Compared to the last three months of 2014, core retail spending (excluding dining out and automobile expenditures) is down .4%, Danziger noted.
“The use of ‘click and collect’ this Thanksgiving holiday weekend highlights the growing popularity of omnichannel shopping,” said Jesse Tron, ICSC Spokesperson. “Even with competition from online retailers, the physical store continues to play a central role in the shopping experience, and this is not expected to change.”
Spending Totals: Black Friday & Thanksgiving
The average Thanksgiving and/or Black Friday shopper spent $557 on those two days, divided as follows:
- $245 in physical stores
- $120 with online-only retailers
- $110 online via retailers with a physical presence, for items shipping to their home
- $82 online via retailers with a physical presence, for items to pick up in store
RetailNext Inc, a market leader in retail analytics for brick and mortar retail, reported that while sales were down 4.7%, they were 1.5-7.5 points better than the five preceding months, and the decline in store traffic was only half of the monthly declines reported earlier in the year. Sales per Shopper was up 0.3% over the holiday weekend, driven mostly by a 3.1% increase in Average Transaction Value (ATV). Conversion slipped slightly by 0.5%, in part due to the early Cyber Monday sales promotions started over the weekend, as well as savvy shoppers recognizing the end of the weekend does not denote the end of holiday price discounts and promotions.
The strongest performances for the weekend came from the Midwest and Northeast regions, where pent up shopping demand from the previous two months helped bring in shoppers. Both regions experienced positive sales per shopper growth through increases in ATV. A common theme among all regions was the drop in conversion, which ranged from 0.1 to 0.6%.
“The results for physical retail are generally positive when considering the growing influence of digital shopping, particularly in the mobile channel,” said Shelley E. Kohan, vice president of retail consulting at RetailNext. “Over the holiday weekend, there were patterns of strong results for retailers with less effective digital channels, and they outperformed on the brick-and-mortar side of the business.
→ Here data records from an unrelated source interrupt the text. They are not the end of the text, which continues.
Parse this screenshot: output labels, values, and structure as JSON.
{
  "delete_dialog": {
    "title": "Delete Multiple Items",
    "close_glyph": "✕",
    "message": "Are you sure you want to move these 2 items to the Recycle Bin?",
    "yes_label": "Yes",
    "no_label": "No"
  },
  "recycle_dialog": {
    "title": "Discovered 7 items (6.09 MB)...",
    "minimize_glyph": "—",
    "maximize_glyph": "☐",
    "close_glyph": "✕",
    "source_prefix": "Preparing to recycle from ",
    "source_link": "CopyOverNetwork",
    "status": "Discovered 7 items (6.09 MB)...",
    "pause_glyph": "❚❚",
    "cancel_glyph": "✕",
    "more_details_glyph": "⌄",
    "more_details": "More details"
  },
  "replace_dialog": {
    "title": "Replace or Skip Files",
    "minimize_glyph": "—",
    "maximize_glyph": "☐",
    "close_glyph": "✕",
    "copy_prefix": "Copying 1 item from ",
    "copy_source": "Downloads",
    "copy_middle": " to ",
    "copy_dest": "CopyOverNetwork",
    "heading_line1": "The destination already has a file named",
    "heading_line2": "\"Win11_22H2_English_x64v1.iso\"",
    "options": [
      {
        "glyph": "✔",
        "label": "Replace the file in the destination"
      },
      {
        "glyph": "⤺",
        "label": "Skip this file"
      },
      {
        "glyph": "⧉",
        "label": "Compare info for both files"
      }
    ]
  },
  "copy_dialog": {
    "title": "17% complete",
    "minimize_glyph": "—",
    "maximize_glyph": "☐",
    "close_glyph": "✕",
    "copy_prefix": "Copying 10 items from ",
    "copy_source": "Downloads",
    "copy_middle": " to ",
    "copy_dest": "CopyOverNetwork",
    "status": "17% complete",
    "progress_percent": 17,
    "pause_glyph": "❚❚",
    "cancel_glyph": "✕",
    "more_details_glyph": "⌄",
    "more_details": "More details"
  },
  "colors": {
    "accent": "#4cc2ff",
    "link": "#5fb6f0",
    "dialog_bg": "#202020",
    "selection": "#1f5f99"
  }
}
Of course, the flip side was true for brands with strong digital presences and who offered a seamless multichannel experience, and it’s those brands who have a head start into retail’s most important season.”